**Your objective**: Everything in the records must be copied exactly except the pictures.

* * *

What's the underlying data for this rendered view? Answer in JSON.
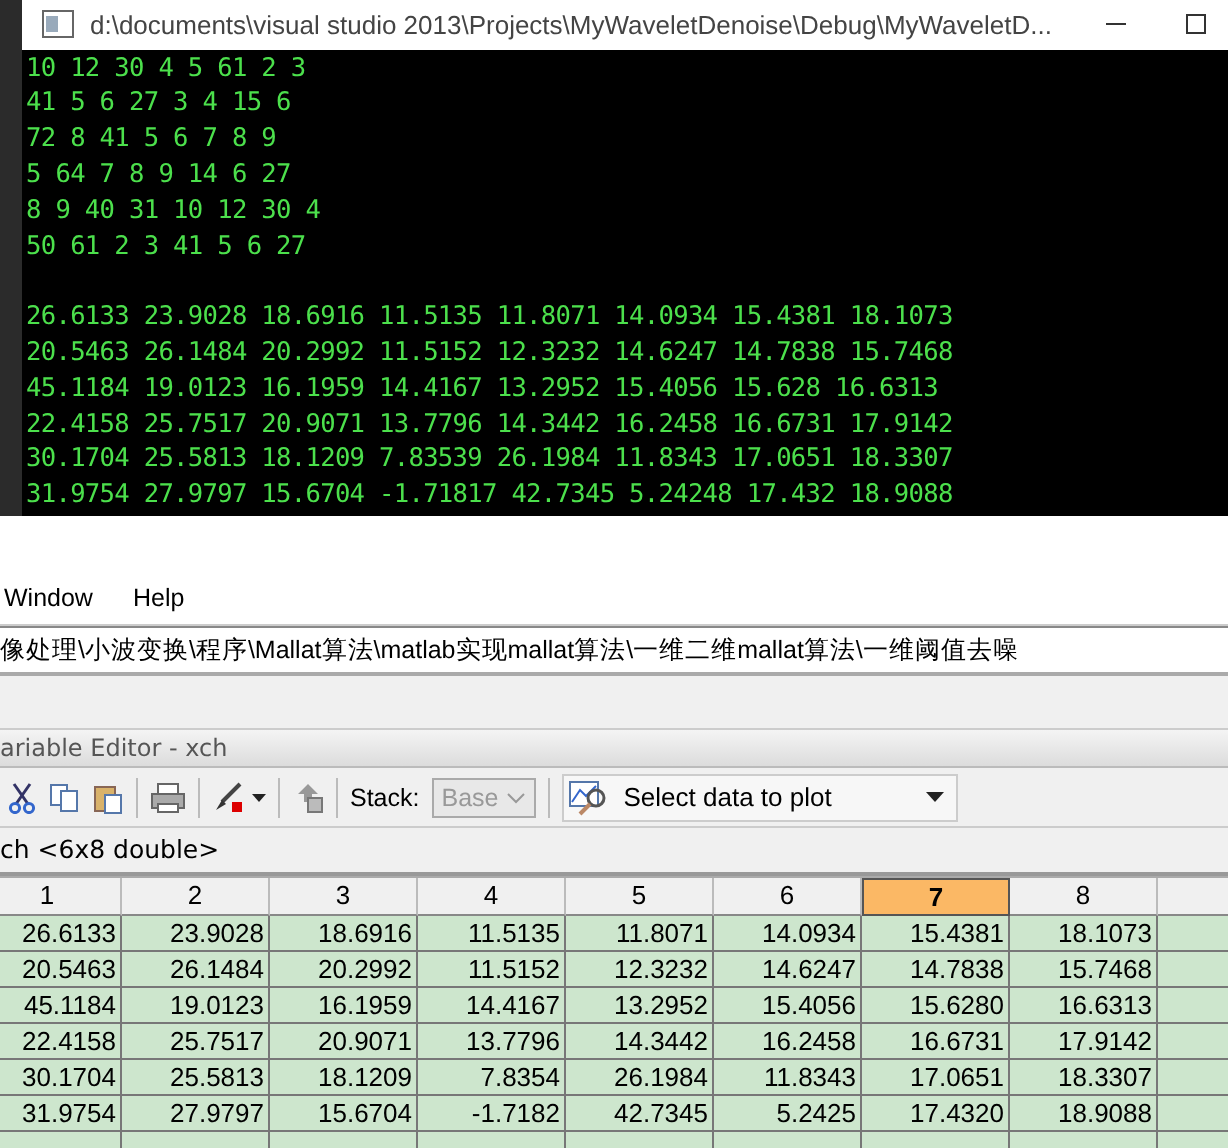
{
  "console": {
    "title": "d:\\documents\\visual studio 2013\\Projects\\MyWaveletDenoise\\Debug\\MyWaveletD...",
    "int_lines": [
      "10 12 30 4 5 61 2 3",
      "41 5 6 27 3 4 15 6",
      "72 8 41 5 6 7 8 9",
      "5 64 7 8 9 14 6 27",
      "8 9 40 31 10 12 30 4",
      "50 61 2 3 41 5 6 27"
    ],
    "float_lines": [
      "26.6133 23.9028 18.6916 11.5135 11.8071 14.0934 15.4381 18.1073",
      "20.5463 26.1484 20.2992 11.5152 12.3232 14.6247 14.7838 15.7468",
      "45.1184 19.0123 16.1959 14.4167 13.2952 15.4056 15.628 16.6313",
      "22.4158 25.7517 20.9071 13.7796 14.3442 16.2458 16.6731 17.9142",
      "30.1704 25.5813 18.1209 7.83539 26.1984 11.8343 17.0651 18.3307",
      "31.9754 27.9797 15.6704 -1.71817 42.7345 5.24248 17.432 18.9088"
    ]
  },
  "menu": [
    "Window",
    "Help"
  ],
  "path": "像处理\\小波变换\\程序\\Mallat算法\\matlab实现mallat算法\\一维二维mallat算法\\一维阈值去噪",
  "editor": {
    "title": "ariable Editor - xch",
    "toolbar": {
      "stack_label": "Stack:",
      "stack_value": "Base",
      "stack_disabled": true,
      "plot_button": "Select data to plot"
    },
    "variable": "ch <6x8 double>",
    "columns": [
      {
        "label": "1",
        "selected": false
      },
      {
        "label": "2",
        "selected": false
      },
      {
        "label": "3",
        "selected": false
      },
      {
        "label": "4",
        "selected": false
      },
      {
        "label": "5",
        "selected": false
      },
      {
        "label": "6",
        "selected": false
      },
      {
        "label": "7",
        "selected": true
      },
      {
        "label": "8",
        "selected": false
      }
    ],
    "rows": [
      [
        "26.6133",
        "23.9028",
        "18.6916",
        "11.5135",
        "11.8071",
        "14.0934",
        "15.4381",
        "18.1073"
      ],
      [
        "20.5463",
        "26.1484",
        "20.2992",
        "11.5152",
        "12.3232",
        "14.6247",
        "14.7838",
        "15.7468"
      ],
      [
        "45.1184",
        "19.0123",
        "16.1959",
        "14.4167",
        "13.2952",
        "15.4056",
        "15.6280",
        "16.6313"
      ],
      [
        "22.4158",
        "25.7517",
        "20.9071",
        "13.7796",
        "14.3442",
        "16.2458",
        "16.6731",
        "17.9142"
      ],
      [
        "30.1704",
        "25.5813",
        "18.1209",
        "7.8354",
        "26.1984",
        "11.8343",
        "17.0651",
        "18.3307"
      ],
      [
        "31.9754",
        "27.9797",
        "15.6704",
        "-1.7182",
        "42.7345",
        "5.2425",
        "17.4320",
        "18.9088"
      ]
    ]
  }
}
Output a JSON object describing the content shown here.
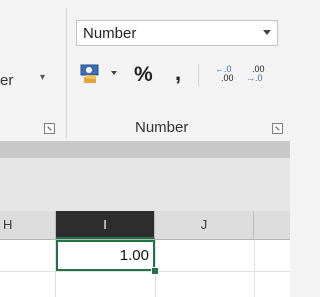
{
  "ribbon": {
    "prev_group_label": "er",
    "number_format": {
      "value": "Number"
    },
    "number_group_label": "Number",
    "percent_label": "%",
    "comma_label": ",",
    "increase_decimal": {
      "top": "←.0",
      "bottom": ".00"
    },
    "decrease_decimal": {
      "top": ".00",
      "bottom": "→.0"
    }
  },
  "grid": {
    "columns": [
      "H",
      "I",
      "J"
    ],
    "selected_column": "I",
    "active_cell_value": "1.00"
  },
  "colors": {
    "accent": "#217346",
    "selected_header": "#2d2d2d"
  }
}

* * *

**Result of this task**:
What's the underlying data for this rendered view? Answer in JSON.
{
  "console": {
    "title": "d:\\documents\\visual studio 2013\\Projects\\MyWaveletDenoise\\Debug\\MyWaveletD...",
    "int_lines": [
      "10 12 30 4 5 61 2 3",
      "41 5 6 27 3 4 15 6",
      "72 8 41 5 6 7 8 9",
      "5 64 7 8 9 14 6 27",
      "8 9 40 31 10 12 30 4",
      "50 61 2 3 41 5 6 27"
    ],
    "float_lines": [
      "26.6133 23.9028 18.6916 11.5135 11.8071 14.0934 15.4381 18.1073",
      "20.5463 26.1484 20.2992 11.5152 12.3232 14.6247 14.7838 15.7468",
      "45.1184 19.0123 16.1959 14.4167 13.2952 15.4056 15.628 16.6313",
      "22.4158 25.7517 20.9071 13.7796 14.3442 16.2458 16.6731 17.9142",
      "30.1704 25.5813 18.1209 7.83539 26.1984 11.8343 17.0651 18.3307",
      "31.9754 27.9797 15.6704 -1.71817 42.7345 5.24248 17.432 18.9088"
    ]
  },
  "menu": [
    "Window",
    "Help"
  ],
  "path": "像处理\\小波变换\\程序\\Mallat算法\\matlab实现mallat算法\\一维二维mallat算法\\一维阈值去噪",
  "editor": {
    "title": "ariable Editor - xch",
    "toolbar": {
      "stack_label": "Stack:",
      "stack_value": "Base",
      "stack_disabled": true,
      "plot_button": "Select data to plot"
    },
    "variable": "ch <6x8 double>",
    "columns": [
      {
        "label": "1",
        "selected": false
      },
      {
        "label": "2",
        "selected": false
      },
      {
        "label": "3",
        "selected": false
      },
      {
        "label": "4",
        "selected": false
      },
      {
        "label": "5",
        "selected": false
      },
      {
        "label": "6",
        "selected": false
      },
      {
        "label": "7",
        "selected": true
      },
      {
        "label": "8",
        "selected": false
      }
    ],
    "rows": [
      [
        "26.6133",
        "23.9028",
        "18.6916",
        "11.5135",
        "11.8071",
        "14.0934",
        "15.4381",
        "18.1073"
      ],
      [
        "20.5463",
        "26.1484",
        "20.2992",
        "11.5152",
        "12.3232",
        "14.6247",
        "14.7838",
        "15.7468"
      ],
      [
        "45.1184",
        "19.0123",
        "16.1959",
        "14.4167",
        "13.2952",
        "15.4056",
        "15.6280",
        "16.6313"
      ],
      [
        "22.4158",
        "25.7517",
        "20.9071",
        "13.7796",
        "14.3442",
        "16.2458",
        "16.6731",
        "17.9142"
      ],
      [
        "30.1704",
        "25.5813",
        "18.1209",
        "7.8354",
        "26.1984",
        "11.8343",
        "17.0651",
        "18.3307"
      ],
      [
        "31.9754",
        "27.9797",
        "15.6704",
        "-1.7182",
        "42.7345",
        "5.2425",
        "17.4320",
        "18.9088"
      ]
    ]
  }
}
Output a JSON object describing the content shown here.
{
  "ribbon": {
    "prev_group_label": "er",
    "number_format": {
      "value": "Number"
    },
    "number_group_label": "Number",
    "percent_label": "%",
    "comma_label": ",",
    "increase_decimal": {
      "top": "←.0",
      "bottom": ".00"
    },
    "decrease_decimal": {
      "top": ".00",
      "bottom": "→.0"
    }
  },
  "grid": {
    "columns": [
      "H",
      "I",
      "J"
    ],
    "selected_column": "I",
    "active_cell_value": "1.00"
  },
  "colors": {
    "accent": "#217346",
    "selected_header": "#2d2d2d"
  }
}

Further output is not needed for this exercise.